***** Given data *****

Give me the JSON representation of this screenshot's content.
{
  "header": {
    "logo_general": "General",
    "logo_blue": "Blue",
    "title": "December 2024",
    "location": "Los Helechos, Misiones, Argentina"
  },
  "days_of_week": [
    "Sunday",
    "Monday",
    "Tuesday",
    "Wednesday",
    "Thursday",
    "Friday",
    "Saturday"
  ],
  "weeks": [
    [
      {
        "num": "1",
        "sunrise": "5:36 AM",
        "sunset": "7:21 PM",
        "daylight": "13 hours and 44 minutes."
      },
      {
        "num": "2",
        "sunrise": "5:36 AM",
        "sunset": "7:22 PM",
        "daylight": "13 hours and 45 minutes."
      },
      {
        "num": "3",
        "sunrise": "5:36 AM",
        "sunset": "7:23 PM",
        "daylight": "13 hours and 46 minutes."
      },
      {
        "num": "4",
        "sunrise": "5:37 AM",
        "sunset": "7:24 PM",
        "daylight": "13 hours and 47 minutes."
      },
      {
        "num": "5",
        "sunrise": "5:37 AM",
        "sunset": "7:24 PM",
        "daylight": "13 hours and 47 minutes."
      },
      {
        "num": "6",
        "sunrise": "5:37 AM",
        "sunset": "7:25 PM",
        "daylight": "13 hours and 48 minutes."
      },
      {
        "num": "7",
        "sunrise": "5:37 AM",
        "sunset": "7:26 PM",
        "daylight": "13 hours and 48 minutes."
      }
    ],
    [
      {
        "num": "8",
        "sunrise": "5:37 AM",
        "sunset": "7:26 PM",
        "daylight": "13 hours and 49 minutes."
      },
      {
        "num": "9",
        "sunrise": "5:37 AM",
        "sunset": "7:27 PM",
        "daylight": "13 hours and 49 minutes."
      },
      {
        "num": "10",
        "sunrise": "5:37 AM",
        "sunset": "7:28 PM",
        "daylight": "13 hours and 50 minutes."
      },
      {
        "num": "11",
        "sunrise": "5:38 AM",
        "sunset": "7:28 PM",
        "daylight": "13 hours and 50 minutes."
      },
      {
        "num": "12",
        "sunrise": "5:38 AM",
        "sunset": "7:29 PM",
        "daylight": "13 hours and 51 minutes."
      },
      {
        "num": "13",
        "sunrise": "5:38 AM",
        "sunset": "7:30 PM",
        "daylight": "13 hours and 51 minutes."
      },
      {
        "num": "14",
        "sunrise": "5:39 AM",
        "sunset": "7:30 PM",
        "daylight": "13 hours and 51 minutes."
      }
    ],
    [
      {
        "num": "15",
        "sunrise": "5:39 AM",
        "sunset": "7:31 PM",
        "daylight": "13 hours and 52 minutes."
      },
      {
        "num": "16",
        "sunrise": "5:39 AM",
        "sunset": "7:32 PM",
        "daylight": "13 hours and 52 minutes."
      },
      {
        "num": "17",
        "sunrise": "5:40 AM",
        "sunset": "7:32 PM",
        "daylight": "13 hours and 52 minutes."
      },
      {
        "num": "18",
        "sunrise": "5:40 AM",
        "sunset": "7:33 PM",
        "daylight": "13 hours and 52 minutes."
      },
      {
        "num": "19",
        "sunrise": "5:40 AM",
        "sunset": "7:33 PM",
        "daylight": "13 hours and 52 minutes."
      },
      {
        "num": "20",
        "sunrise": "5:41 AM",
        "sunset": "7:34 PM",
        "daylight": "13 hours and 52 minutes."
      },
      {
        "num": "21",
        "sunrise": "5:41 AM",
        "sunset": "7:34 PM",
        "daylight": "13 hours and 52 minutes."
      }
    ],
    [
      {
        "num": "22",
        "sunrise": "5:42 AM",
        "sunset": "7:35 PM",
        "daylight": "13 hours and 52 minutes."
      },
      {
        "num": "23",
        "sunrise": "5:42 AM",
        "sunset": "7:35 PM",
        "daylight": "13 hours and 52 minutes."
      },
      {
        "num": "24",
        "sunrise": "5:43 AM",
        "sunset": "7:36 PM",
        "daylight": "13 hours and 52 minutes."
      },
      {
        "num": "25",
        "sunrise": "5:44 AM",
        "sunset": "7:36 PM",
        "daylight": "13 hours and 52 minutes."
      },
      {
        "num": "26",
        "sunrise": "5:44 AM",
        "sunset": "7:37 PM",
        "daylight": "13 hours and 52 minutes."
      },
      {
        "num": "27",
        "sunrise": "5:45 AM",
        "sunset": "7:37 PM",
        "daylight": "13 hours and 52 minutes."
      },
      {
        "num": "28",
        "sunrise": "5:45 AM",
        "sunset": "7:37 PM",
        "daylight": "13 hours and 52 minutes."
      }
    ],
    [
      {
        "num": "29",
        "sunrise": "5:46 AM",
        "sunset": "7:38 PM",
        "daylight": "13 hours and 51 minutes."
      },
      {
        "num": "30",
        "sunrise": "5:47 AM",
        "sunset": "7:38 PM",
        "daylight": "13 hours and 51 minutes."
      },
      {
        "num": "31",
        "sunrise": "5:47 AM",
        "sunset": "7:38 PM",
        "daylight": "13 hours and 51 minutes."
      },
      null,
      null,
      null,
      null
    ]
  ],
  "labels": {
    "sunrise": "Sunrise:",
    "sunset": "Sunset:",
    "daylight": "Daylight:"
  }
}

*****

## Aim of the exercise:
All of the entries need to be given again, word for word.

## Response:
Give me the JSON representation of this screenshot's content.
{
  "header": {
    "logo_general": "General",
    "logo_blue": "Blue",
    "title": "December 2024",
    "location": "Los Helechos, Misiones, Argentina"
  },
  "days_of_week": [
    "Sunday",
    "Monday",
    "Tuesday",
    "Wednesday",
    "Thursday",
    "Friday",
    "Saturday"
  ],
  "weeks": [
    [
      {
        "num": "1",
        "sunrise": "5:36 AM",
        "sunset": "7:21 PM",
        "daylight": "13 hours and 44 minutes."
      },
      {
        "num": "2",
        "sunrise": "5:36 AM",
        "sunset": "7:22 PM",
        "daylight": "13 hours and 45 minutes."
      },
      {
        "num": "3",
        "sunrise": "5:36 AM",
        "sunset": "7:23 PM",
        "daylight": "13 hours and 46 minutes."
      },
      {
        "num": "4",
        "sunrise": "5:37 AM",
        "sunset": "7:24 PM",
        "daylight": "13 hours and 47 minutes."
      },
      {
        "num": "5",
        "sunrise": "5:37 AM",
        "sunset": "7:24 PM",
        "daylight": "13 hours and 47 minutes."
      },
      {
        "num": "6",
        "sunrise": "5:37 AM",
        "sunset": "7:25 PM",
        "daylight": "13 hours and 48 minutes."
      },
      {
        "num": "7",
        "sunrise": "5:37 AM",
        "sunset": "7:26 PM",
        "daylight": "13 hours and 48 minutes."
      }
    ],
    [
      {
        "num": "8",
        "sunrise": "5:37 AM",
        "sunset": "7:26 PM",
        "daylight": "13 hours and 49 minutes."
      },
      {
        "num": "9",
        "sunrise": "5:37 AM",
        "sunset": "7:27 PM",
        "daylight": "13 hours and 49 minutes."
      },
      {
        "num": "10",
        "sunrise": "5:37 AM",
        "sunset": "7:28 PM",
        "daylight": "13 hours and 50 minutes."
      },
      {
        "num": "11",
        "sunrise": "5:38 AM",
        "sunset": "7:28 PM",
        "daylight": "13 hours and 50 minutes."
      },
      {
        "num": "12",
        "sunrise": "5:38 AM",
        "sunset": "7:29 PM",
        "daylight": "13 hours and 51 minutes."
      },
      {
        "num": "13",
        "sunrise": "5:38 AM",
        "sunset": "7:30 PM",
        "daylight": "13 hours and 51 minutes."
      },
      {
        "num": "14",
        "sunrise": "5:39 AM",
        "sunset": "7:30 PM",
        "daylight": "13 hours and 51 minutes."
      }
    ],
    [
      {
        "num": "15",
        "sunrise": "5:39 AM",
        "sunset": "7:31 PM",
        "daylight": "13 hours and 52 minutes."
      },
      {
        "num": "16",
        "sunrise": "5:39 AM",
        "sunset": "7:32 PM",
        "daylight": "13 hours and 52 minutes."
      },
      {
        "num": "17",
        "sunrise": "5:40 AM",
        "sunset": "7:32 PM",
        "daylight": "13 hours and 52 minutes."
      },
      {
        "num": "18",
        "sunrise": "5:40 AM",
        "sunset": "7:33 PM",
        "daylight": "13 hours and 52 minutes."
      },
      {
        "num": "19",
        "sunrise": "5:40 AM",
        "sunset": "7:33 PM",
        "daylight": "13 hours and 52 minutes."
      },
      {
        "num": "20",
        "sunrise": "5:41 AM",
        "sunset": "7:34 PM",
        "daylight": "13 hours and 52 minutes."
      },
      {
        "num": "21",
        "sunrise": "5:41 AM",
        "sunset": "7:34 PM",
        "daylight": "13 hours and 52 minutes."
      }
    ],
    [
      {
        "num": "22",
        "sunrise": "5:42 AM",
        "sunset": "7:35 PM",
        "daylight": "13 hours and 52 minutes."
      },
      {
        "num": "23",
        "sunrise": "5:42 AM",
        "sunset": "7:35 PM",
        "daylight": "13 hours and 52 minutes."
      },
      {
        "num": "24",
        "sunrise": "5:43 AM",
        "sunset": "7:36 PM",
        "daylight": "13 hours and 52 minutes."
      },
      {
        "num": "25",
        "sunrise": "5:44 AM",
        "sunset": "7:36 PM",
        "daylight": "13 hours and 52 minutes."
      },
      {
        "num": "26",
        "sunrise": "5:44 AM",
        "sunset": "7:37 PM",
        "daylight": "13 hours and 52 minutes."
      },
      {
        "num": "27",
        "sunrise": "5:45 AM",
        "sunset": "7:37 PM",
        "daylight": "13 hours and 52 minutes."
      },
      {
        "num": "28",
        "sunrise": "5:45 AM",
        "sunset": "7:37 PM",
        "daylight": "13 hours and 52 minutes."
      }
    ],
    [
      {
        "num": "29",
        "sunrise": "5:46 AM",
        "sunset": "7:38 PM",
        "daylight": "13 hours and 51 minutes."
      },
      {
        "num": "30",
        "sunrise": "5:47 AM",
        "sunset": "7:38 PM",
        "daylight": "13 hours and 51 minutes."
      },
      {
        "num": "31",
        "sunrise": "5:47 AM",
        "sunset": "7:38 PM",
        "daylight": "13 hours and 51 minutes."
      },
      null,
      null,
      null,
      null
    ]
  ],
  "labels": {
    "sunrise": "Sunrise:",
    "sunset": "Sunset:",
    "daylight": "Daylight:"
  }
}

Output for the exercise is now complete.